Problem description -
The word "Sheet" marks the lines to keep; find each one in the data and copy it.

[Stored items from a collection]

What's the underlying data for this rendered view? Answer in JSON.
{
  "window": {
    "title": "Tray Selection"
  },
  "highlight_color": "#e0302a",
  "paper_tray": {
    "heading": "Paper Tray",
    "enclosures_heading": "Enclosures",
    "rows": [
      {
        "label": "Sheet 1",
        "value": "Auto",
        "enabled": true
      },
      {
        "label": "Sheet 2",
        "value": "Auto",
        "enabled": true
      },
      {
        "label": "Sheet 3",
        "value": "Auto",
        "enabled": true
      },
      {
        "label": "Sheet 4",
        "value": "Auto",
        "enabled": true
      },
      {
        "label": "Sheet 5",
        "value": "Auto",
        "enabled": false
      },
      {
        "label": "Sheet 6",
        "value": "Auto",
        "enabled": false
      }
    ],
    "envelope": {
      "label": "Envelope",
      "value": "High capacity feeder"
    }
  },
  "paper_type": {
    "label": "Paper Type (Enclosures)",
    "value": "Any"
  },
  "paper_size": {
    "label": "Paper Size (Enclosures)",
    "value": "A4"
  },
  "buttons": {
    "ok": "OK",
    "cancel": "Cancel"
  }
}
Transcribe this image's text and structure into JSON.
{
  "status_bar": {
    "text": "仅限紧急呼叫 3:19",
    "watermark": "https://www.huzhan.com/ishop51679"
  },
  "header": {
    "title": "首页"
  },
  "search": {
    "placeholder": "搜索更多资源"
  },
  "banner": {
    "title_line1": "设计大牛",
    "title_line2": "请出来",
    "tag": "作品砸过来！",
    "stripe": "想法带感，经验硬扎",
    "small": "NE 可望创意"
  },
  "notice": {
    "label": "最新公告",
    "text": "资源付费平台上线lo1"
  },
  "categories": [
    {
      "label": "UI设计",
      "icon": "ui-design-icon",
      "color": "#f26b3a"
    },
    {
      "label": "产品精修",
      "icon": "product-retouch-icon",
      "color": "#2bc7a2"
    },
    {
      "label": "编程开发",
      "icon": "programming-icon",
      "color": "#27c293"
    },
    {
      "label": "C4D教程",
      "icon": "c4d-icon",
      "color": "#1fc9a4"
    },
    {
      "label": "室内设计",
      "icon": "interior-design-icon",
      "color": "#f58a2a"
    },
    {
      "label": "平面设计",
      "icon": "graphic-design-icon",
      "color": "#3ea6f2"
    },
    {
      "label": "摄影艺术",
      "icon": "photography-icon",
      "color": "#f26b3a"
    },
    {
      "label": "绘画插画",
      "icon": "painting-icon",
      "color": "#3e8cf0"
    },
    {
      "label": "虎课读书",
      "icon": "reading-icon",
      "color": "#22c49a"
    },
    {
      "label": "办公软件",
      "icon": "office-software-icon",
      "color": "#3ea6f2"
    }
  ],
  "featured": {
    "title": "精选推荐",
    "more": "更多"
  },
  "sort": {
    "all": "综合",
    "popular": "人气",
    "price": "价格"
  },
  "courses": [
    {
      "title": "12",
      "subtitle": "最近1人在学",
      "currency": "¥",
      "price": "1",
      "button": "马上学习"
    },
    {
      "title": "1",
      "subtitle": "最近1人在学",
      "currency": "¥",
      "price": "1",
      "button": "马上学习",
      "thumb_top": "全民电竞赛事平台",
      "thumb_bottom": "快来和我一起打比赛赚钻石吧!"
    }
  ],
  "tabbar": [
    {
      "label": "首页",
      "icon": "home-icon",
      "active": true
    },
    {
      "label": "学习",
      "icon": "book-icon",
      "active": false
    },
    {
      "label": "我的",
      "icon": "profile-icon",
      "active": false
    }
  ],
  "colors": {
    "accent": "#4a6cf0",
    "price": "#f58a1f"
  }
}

Problem solution -
        "label": "Sheet 1",
        "label": "Sheet 2",
        "label": "Sheet 3",
        "label": "Sheet 4",
        "label": "Sheet 5",
        "label": "Sheet 6",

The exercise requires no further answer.